Suicide ranks first as cause of death among young adults in India: Lancet
An alarming study published in The Lancet finds that India accounts for about 37% of global suicide deaths among women and 24% among men. 63% of all such deaths reported in the country were in the age group of 15-39 years.
The Global Burden of Disease Study 1990-2016 said suicide ranked first in India as the cause of death compared to its third rank globally in this age group of 15-39 years.
A systematic understanding of suicide mortality trends over time at the subnational level for India's 1·3 billion people, 18% of the global population, is not readily available. Thus, Professor Rakhi Dandona from the Public Health Foundation of India, and colleagues conducted the study to report time trends of suicide deaths, and the heterogeneity in its distribution between the states of India from 1990 to 2016.
Married women account for the high proportion of suicide deaths in India, the study stated.
"The proportion of global suicide deaths in India has increased since 1990 for both sexes, but more for women than for men. Young adults are taking their own lives in alarmingly high numbers, constituting a public health crisis. Suicide ranks first as the cause of death in India in both the age groups of 15–29 years and 15–39 years, as compared with its second and third rank globally in these age groups, respectively," write the authors.
As a part of the study, the researchers estimated suicide death rates (SDRs) for both sexes in each state of India from 1990 to 2016. Various data sources were used for estimating cause-specific mortality in India.
For each state, they calculated the ratio of the observed SDR to the rate expected in geographies globally with similar GBD Socio-demographic Index in 2016 (ie, the observed-to-expected ratio); and assessed the age distribution of suicide deaths, and the men-to-women ratio of SDR over time.

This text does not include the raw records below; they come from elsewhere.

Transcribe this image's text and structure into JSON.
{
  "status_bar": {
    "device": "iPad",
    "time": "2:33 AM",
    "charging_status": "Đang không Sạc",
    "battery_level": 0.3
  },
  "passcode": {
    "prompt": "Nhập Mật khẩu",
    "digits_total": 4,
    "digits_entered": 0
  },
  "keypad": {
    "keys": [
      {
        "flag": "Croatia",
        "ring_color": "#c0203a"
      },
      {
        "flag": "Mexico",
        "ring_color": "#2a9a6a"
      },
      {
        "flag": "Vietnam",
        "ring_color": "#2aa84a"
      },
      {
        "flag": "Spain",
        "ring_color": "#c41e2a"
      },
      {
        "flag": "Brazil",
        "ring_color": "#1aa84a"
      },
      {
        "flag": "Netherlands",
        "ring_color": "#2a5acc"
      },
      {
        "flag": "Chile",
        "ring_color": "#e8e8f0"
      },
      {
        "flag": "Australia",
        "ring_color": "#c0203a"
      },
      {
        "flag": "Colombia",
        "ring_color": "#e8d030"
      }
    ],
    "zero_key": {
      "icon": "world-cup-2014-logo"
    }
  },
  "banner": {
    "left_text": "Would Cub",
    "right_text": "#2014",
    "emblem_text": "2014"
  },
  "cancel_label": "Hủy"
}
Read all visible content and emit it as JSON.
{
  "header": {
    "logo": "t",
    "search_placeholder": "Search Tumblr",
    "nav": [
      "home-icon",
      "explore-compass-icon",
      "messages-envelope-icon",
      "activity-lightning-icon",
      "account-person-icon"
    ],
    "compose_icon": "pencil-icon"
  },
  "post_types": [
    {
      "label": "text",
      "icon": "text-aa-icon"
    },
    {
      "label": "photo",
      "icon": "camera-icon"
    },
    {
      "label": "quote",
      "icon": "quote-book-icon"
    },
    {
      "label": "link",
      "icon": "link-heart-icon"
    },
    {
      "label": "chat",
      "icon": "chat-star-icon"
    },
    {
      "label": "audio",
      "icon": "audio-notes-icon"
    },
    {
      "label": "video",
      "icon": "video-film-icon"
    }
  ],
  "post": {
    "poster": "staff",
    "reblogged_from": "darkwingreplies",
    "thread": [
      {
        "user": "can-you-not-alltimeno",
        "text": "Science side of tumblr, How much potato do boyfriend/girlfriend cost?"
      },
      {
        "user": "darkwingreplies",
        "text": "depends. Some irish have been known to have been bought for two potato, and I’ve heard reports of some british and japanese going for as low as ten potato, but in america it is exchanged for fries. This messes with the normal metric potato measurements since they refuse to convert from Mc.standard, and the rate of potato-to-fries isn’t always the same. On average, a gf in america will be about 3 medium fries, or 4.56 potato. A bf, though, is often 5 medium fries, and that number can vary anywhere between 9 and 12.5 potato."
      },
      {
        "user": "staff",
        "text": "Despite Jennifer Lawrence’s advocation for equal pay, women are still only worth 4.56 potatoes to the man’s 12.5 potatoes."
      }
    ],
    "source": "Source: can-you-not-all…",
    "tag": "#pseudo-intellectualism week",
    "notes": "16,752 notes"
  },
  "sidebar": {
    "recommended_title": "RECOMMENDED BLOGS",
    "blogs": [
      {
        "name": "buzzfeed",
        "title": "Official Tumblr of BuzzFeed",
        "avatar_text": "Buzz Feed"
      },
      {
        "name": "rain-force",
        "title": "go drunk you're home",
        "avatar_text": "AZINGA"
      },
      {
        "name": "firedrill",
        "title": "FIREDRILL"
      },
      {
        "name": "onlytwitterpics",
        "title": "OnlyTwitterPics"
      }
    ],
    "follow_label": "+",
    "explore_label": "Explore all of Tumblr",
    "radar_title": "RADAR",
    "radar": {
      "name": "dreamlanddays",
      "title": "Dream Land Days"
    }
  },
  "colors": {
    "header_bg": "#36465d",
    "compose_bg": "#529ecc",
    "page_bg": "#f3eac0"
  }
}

Finally, the probability for India and the states of reaching the Sustainable Development Goal (SDG) target of a one-third reduction in SDR from 2015 to 2030 was assessed using location-wise trends of the age-standardized SDR from 1990 to 2016.
- There were 230 314 (95% UI 194 058–250 260) suicide deaths in India in 2016.
- India's contribution to global suicide deaths increased from 25·3% in 1990 to 36·6% in 2016 among women, and from 18·7% to 24·3% among men.
- Age-standardized SDR among women in India reduced by 26·7% from 20·0 (95% UI 16·5–23·5) in 1990 to 14·7 (13·1–16·2) per 100 000 in 2016, but the age-standardized SDR among men was the same in 1990 (22·3 [95% UI 14·4–27·4] per 100 000) and 2016 (21·2 [14·6–23·6] per 100 000).
- SDR in women was 2·1 times higher in India than the global average in 2016, and the observed-to-expected ratio was 2·74, ranging from 0·45 to 4·54 between the states.
- SDR in men was 1·4 times higher in India than the global average in 2016, with an observed-to-expected ratio of 1·31, ranging from 0·40 to 2·42 between the states.
- There was a ten-fold variation between the states in the SDR for women and six-fold variation for men in 2016.
- The men-to-women ratio of SDR for India was 1·34 in 2016, ranging from 0·97 to 4·11 between the states.
- The highest age-specific SDRs among women in 2016 were for ages 15–29 years and 75 years or older, and among men for ages 75 years or older.
- Suicide was the leading cause of death in India in 2016 for those aged 15–39 years; 71·2% of the suicide deaths among women and 57·7% among men were in this age group.
The study found wide variations in dsease related death rate across states in India.
Karnataka, Tamil Nadu, Andhra Pradesh, Telangana, West Bengal, and Tripura had high suicide death rates for both men and women, in addition to Kerala and Chhattisgarh which had high suicide death rates for men.
"The disproportionately high suicide deaths in India are a public health crisis. Suicide ranks as the leading cause of death among young adults in India and suicides among women need particular attention."
"A national prevention strategy for it is needed as a guide, which then has to be adopted at the state level to take into account the wide variations in trends between the states and the context of each state to reduce the burden of suicide deaths in India," they conclude.
For further reference follow the link: https://doi.org/10.1016/S2468-2667(18)30138-5